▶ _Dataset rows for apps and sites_
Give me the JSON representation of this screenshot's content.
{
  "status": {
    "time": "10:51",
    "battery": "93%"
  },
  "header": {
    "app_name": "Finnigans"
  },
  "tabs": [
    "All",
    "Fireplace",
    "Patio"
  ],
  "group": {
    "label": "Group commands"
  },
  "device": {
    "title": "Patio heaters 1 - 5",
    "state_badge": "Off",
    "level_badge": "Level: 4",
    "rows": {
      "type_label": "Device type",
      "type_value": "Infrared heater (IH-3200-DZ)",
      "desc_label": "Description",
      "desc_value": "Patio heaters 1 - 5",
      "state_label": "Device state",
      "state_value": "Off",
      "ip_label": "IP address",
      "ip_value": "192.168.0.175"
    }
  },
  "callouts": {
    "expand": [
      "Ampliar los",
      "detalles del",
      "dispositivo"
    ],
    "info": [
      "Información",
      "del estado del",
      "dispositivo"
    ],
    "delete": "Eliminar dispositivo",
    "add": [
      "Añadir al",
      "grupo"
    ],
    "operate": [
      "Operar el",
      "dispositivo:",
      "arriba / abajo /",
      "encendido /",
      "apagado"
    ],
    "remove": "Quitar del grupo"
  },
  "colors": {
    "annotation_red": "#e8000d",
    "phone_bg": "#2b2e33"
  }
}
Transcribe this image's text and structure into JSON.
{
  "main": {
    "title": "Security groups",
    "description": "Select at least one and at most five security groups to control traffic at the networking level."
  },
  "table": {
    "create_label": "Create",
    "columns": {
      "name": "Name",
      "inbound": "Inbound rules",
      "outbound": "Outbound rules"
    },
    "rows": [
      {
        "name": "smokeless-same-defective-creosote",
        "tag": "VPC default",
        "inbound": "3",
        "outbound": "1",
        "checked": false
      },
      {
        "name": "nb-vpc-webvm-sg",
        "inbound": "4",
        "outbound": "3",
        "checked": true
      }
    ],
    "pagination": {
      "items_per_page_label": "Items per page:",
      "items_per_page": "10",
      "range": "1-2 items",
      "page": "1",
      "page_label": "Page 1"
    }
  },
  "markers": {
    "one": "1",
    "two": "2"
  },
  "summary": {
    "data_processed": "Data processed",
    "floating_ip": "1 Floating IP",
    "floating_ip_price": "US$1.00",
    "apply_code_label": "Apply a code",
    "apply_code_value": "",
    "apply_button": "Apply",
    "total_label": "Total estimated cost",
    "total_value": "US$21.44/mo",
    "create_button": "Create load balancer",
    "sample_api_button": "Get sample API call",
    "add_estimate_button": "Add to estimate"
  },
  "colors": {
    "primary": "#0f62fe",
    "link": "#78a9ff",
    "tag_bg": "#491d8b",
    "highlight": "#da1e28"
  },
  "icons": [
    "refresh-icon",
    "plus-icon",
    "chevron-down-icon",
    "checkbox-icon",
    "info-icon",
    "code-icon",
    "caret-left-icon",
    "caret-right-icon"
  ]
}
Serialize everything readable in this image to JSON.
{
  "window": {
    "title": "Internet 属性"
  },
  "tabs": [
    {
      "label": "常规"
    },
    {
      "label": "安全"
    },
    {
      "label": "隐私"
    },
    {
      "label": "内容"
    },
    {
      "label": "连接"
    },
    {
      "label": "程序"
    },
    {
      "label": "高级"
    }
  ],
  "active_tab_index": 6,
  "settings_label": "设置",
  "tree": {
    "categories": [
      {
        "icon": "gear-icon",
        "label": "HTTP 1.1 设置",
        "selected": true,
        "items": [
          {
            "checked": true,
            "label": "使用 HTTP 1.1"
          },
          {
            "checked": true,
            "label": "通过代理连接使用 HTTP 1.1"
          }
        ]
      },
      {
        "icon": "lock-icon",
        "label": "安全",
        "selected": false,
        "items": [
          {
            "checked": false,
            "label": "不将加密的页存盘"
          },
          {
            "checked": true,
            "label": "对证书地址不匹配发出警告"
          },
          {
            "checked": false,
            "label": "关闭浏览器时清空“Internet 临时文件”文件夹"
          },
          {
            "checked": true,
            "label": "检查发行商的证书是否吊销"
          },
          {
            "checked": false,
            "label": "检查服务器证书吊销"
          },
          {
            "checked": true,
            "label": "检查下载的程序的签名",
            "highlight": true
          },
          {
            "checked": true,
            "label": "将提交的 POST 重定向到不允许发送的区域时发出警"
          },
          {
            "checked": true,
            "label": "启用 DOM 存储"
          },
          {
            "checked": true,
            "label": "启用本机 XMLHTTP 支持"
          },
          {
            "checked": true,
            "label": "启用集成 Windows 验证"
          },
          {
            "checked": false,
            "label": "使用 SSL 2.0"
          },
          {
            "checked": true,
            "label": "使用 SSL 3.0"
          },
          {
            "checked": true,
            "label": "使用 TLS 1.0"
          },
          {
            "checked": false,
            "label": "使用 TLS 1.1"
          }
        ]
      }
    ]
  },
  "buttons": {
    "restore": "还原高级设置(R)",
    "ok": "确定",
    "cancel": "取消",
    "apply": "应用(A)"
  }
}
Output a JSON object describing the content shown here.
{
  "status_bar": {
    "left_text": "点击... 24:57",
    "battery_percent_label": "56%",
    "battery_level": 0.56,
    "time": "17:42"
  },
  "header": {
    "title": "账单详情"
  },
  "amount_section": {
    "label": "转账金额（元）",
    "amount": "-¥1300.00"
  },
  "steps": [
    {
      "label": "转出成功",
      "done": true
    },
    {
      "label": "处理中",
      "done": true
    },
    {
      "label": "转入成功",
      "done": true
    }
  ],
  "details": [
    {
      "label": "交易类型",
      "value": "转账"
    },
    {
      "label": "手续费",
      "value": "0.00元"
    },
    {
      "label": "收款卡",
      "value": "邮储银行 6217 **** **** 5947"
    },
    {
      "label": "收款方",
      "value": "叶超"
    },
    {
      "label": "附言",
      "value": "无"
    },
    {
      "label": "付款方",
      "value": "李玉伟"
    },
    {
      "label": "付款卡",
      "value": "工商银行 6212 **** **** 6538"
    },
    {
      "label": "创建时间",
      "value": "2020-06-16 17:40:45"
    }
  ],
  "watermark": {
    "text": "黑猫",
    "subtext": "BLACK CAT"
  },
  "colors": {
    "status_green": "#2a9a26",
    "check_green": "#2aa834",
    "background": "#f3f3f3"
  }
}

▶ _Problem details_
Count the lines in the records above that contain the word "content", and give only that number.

▶ _Response_
2